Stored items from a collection
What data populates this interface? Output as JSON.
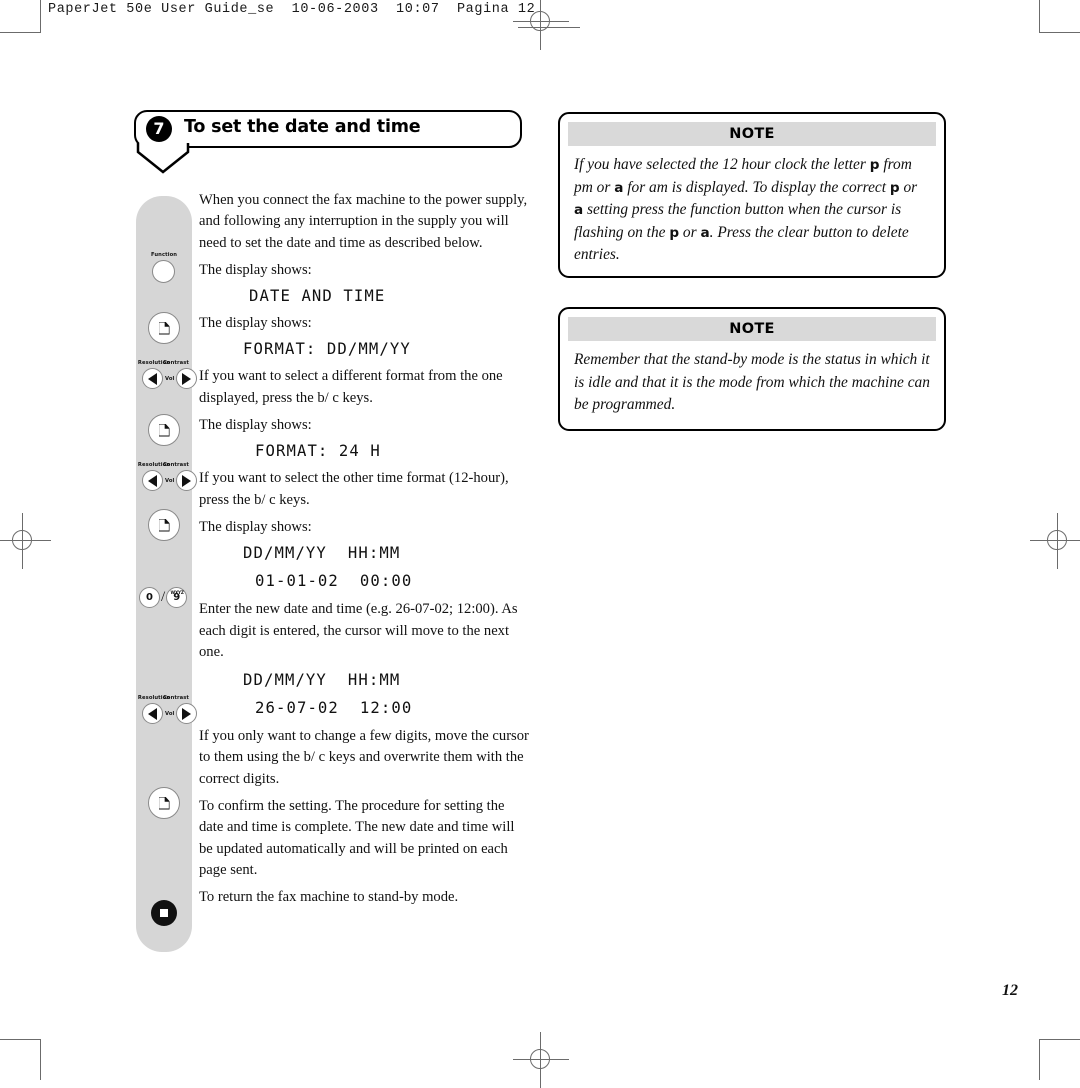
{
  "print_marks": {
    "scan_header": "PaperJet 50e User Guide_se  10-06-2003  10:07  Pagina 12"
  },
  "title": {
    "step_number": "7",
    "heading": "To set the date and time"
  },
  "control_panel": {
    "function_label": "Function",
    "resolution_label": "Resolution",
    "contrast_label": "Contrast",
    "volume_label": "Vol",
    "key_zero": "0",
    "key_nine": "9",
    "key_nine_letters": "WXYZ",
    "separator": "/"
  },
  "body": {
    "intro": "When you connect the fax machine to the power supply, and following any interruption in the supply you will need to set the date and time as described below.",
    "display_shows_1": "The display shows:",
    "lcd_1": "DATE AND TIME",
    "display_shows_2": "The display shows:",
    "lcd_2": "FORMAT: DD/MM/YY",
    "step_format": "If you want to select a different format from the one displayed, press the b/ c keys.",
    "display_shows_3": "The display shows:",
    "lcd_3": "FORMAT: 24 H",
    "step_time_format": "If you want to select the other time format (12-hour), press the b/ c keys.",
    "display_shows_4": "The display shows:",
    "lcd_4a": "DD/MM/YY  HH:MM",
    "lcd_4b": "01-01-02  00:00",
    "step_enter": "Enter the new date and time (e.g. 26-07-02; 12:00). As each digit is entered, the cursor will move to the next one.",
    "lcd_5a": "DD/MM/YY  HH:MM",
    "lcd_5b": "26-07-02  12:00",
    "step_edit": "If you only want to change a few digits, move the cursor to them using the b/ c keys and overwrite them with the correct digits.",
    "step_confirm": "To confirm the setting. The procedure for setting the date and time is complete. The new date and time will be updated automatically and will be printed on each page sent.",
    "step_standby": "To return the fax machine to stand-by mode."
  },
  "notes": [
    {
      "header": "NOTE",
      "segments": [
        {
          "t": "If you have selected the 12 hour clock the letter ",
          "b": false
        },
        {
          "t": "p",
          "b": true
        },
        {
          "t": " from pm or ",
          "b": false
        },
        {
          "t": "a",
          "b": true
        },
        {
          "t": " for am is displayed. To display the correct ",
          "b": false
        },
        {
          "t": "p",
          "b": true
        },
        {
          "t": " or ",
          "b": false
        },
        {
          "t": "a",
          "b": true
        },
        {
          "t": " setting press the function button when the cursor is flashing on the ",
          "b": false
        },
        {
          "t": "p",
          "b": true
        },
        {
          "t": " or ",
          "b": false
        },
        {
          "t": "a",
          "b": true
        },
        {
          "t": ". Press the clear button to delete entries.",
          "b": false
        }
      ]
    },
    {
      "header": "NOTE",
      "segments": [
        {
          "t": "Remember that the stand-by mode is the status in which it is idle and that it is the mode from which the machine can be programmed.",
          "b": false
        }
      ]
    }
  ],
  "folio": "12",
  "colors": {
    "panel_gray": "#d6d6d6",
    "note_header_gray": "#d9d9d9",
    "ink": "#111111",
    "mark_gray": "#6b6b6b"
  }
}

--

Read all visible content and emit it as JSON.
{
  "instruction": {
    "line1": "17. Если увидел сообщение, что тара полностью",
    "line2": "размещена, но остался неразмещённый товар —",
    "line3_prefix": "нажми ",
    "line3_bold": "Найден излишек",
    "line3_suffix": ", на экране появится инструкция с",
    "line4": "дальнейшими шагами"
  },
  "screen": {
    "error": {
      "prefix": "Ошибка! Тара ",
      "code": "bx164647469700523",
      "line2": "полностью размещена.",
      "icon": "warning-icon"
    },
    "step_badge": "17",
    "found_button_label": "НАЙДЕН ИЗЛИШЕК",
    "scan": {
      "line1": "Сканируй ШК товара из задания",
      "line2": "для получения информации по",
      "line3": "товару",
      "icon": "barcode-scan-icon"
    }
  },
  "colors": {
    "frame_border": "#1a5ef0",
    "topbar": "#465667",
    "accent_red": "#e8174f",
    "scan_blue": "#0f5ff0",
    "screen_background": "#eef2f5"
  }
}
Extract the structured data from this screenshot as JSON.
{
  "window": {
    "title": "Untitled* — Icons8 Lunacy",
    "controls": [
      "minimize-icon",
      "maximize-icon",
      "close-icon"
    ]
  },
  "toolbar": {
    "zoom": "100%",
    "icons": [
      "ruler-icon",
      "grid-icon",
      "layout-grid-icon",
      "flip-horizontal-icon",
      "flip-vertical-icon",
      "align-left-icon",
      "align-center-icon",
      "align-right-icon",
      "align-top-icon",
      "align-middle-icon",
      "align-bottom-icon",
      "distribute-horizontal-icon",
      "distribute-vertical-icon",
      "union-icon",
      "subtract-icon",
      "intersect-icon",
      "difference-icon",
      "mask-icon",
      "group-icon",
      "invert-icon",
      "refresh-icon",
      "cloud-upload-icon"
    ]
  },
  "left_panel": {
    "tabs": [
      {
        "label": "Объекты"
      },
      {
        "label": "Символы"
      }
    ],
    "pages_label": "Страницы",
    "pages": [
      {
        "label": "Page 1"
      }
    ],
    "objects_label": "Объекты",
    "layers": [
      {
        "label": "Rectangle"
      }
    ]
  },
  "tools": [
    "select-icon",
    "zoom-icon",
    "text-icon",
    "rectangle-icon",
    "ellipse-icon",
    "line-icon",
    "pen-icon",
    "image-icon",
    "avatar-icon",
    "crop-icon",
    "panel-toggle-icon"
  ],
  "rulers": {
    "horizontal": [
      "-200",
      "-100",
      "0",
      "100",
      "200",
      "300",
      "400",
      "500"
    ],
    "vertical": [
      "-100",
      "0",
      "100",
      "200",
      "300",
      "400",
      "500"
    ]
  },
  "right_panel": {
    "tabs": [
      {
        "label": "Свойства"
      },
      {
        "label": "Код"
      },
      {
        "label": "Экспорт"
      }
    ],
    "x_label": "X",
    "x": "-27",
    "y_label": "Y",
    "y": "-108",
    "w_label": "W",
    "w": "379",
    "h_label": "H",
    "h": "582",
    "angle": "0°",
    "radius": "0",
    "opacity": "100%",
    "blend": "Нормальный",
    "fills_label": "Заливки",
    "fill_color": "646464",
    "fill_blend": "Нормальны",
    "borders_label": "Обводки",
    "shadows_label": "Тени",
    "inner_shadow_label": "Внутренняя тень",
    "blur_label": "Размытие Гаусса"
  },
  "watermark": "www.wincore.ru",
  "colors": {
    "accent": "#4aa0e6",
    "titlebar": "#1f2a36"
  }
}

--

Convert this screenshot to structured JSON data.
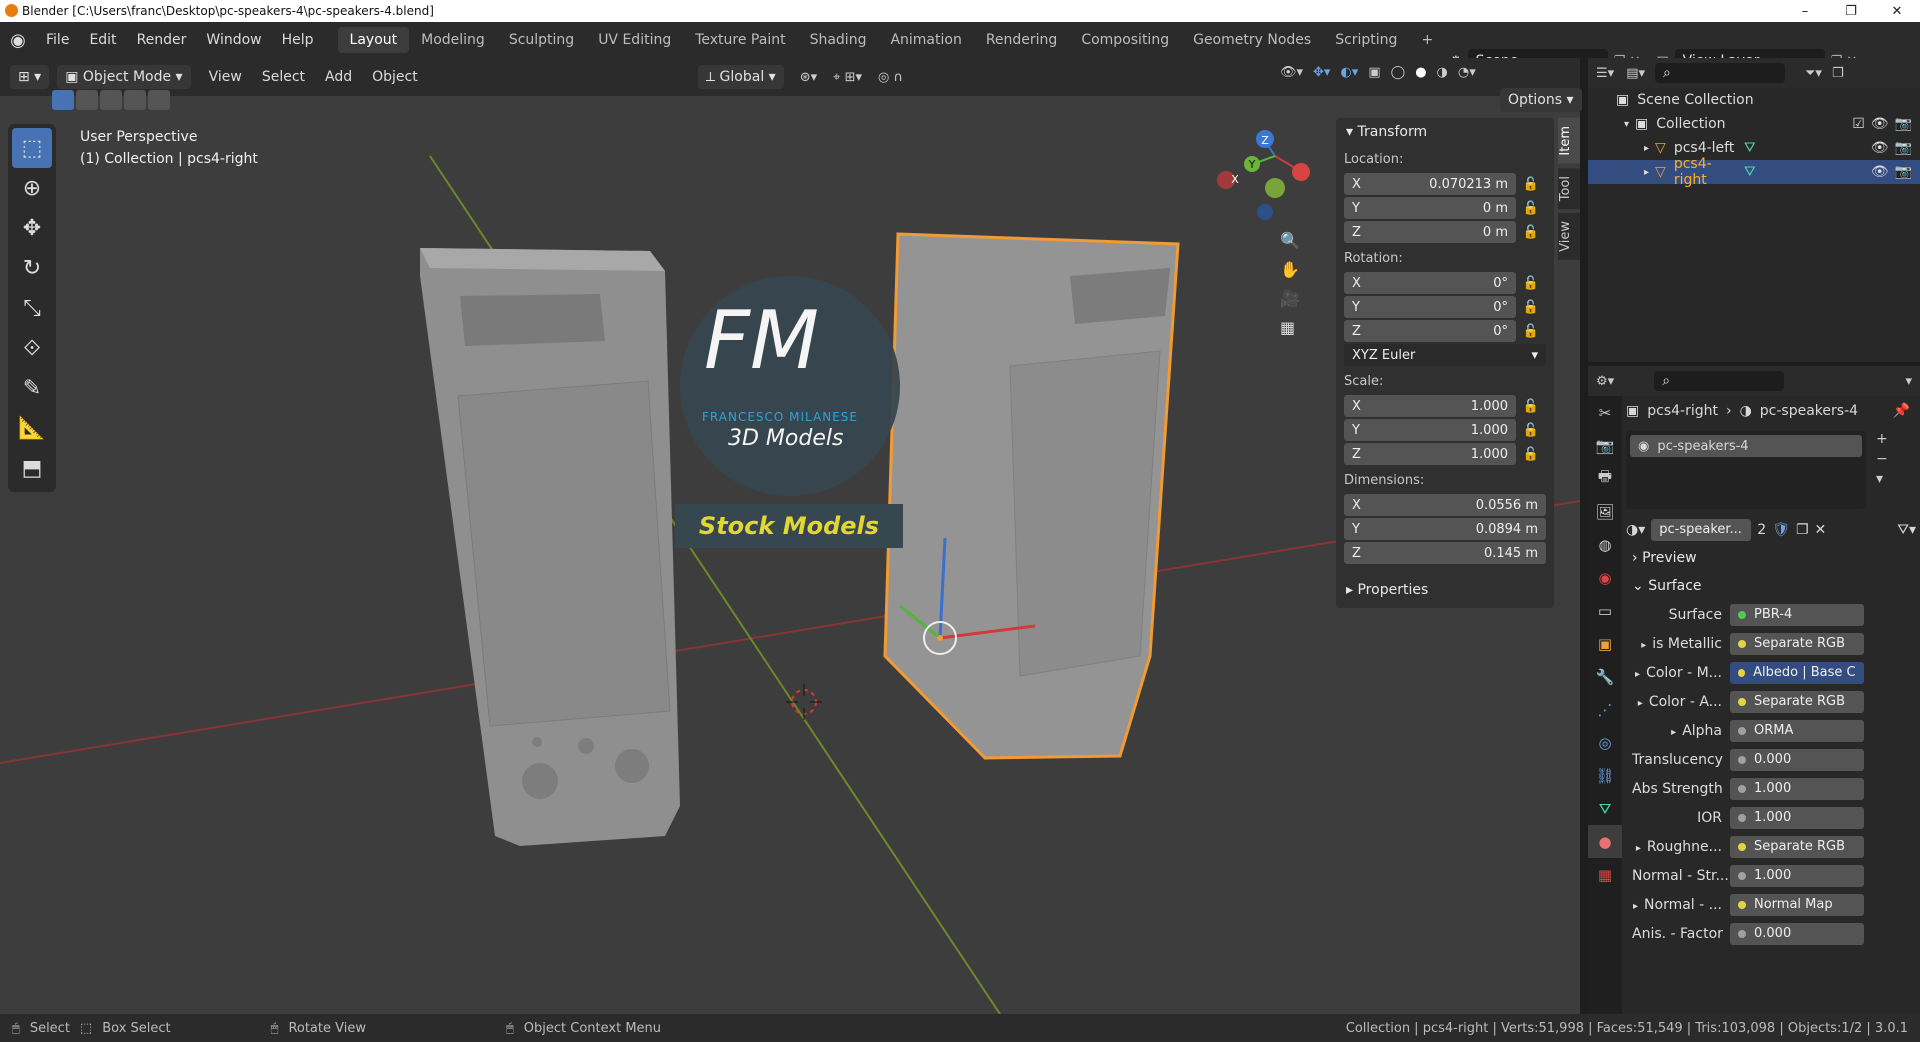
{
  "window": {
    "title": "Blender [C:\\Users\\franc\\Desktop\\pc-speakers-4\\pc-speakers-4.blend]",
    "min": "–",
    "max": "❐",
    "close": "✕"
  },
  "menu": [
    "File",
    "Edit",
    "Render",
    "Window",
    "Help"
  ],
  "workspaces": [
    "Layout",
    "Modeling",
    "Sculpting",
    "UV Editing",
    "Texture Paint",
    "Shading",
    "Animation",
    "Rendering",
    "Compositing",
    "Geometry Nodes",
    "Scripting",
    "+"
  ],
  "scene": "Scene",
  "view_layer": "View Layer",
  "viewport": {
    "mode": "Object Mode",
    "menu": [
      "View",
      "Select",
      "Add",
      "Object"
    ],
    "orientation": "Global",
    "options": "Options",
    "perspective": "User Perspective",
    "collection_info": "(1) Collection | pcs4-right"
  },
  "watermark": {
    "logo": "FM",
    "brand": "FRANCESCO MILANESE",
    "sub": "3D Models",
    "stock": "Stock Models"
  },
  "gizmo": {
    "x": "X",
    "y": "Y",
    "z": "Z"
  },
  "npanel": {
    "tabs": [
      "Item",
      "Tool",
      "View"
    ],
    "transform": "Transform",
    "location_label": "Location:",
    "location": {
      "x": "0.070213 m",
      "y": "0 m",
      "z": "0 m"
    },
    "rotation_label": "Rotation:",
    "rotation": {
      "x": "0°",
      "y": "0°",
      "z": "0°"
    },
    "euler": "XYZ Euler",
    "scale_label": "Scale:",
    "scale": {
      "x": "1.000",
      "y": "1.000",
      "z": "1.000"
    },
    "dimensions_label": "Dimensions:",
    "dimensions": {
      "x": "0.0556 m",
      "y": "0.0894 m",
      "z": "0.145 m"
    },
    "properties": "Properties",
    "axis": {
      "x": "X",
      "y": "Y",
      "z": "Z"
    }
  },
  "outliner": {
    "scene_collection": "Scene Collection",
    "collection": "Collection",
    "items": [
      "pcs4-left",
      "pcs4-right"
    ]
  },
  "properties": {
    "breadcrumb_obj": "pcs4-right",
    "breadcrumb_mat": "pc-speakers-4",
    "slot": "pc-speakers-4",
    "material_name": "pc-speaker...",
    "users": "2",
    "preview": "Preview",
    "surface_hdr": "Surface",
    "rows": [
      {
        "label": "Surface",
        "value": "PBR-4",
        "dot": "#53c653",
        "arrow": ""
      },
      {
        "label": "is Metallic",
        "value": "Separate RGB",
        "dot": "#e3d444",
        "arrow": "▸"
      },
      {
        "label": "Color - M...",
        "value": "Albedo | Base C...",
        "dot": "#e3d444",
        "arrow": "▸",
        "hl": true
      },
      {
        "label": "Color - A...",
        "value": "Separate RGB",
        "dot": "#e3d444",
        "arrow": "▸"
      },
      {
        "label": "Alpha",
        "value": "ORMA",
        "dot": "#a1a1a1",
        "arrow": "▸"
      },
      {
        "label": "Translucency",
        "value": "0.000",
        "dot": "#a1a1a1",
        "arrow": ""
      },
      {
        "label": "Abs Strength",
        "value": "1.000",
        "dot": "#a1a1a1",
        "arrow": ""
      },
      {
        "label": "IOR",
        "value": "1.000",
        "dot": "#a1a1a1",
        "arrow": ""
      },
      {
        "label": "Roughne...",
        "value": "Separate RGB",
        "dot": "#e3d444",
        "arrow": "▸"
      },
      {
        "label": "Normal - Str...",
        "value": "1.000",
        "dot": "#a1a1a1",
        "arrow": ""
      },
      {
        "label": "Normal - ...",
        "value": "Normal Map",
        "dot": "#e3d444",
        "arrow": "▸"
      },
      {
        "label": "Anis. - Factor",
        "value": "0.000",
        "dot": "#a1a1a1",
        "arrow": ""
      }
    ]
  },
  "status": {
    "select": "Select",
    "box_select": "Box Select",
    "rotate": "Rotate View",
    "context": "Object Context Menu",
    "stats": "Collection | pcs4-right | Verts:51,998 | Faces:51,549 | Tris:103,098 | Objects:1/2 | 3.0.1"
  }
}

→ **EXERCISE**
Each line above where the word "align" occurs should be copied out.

→ **ANSWER TO THIS TASK**
      "align-left-icon",
      "align-center-icon",
      "align-right-icon",
      "align-top-icon",
      "align-middle-icon",
      "align-bottom-icon",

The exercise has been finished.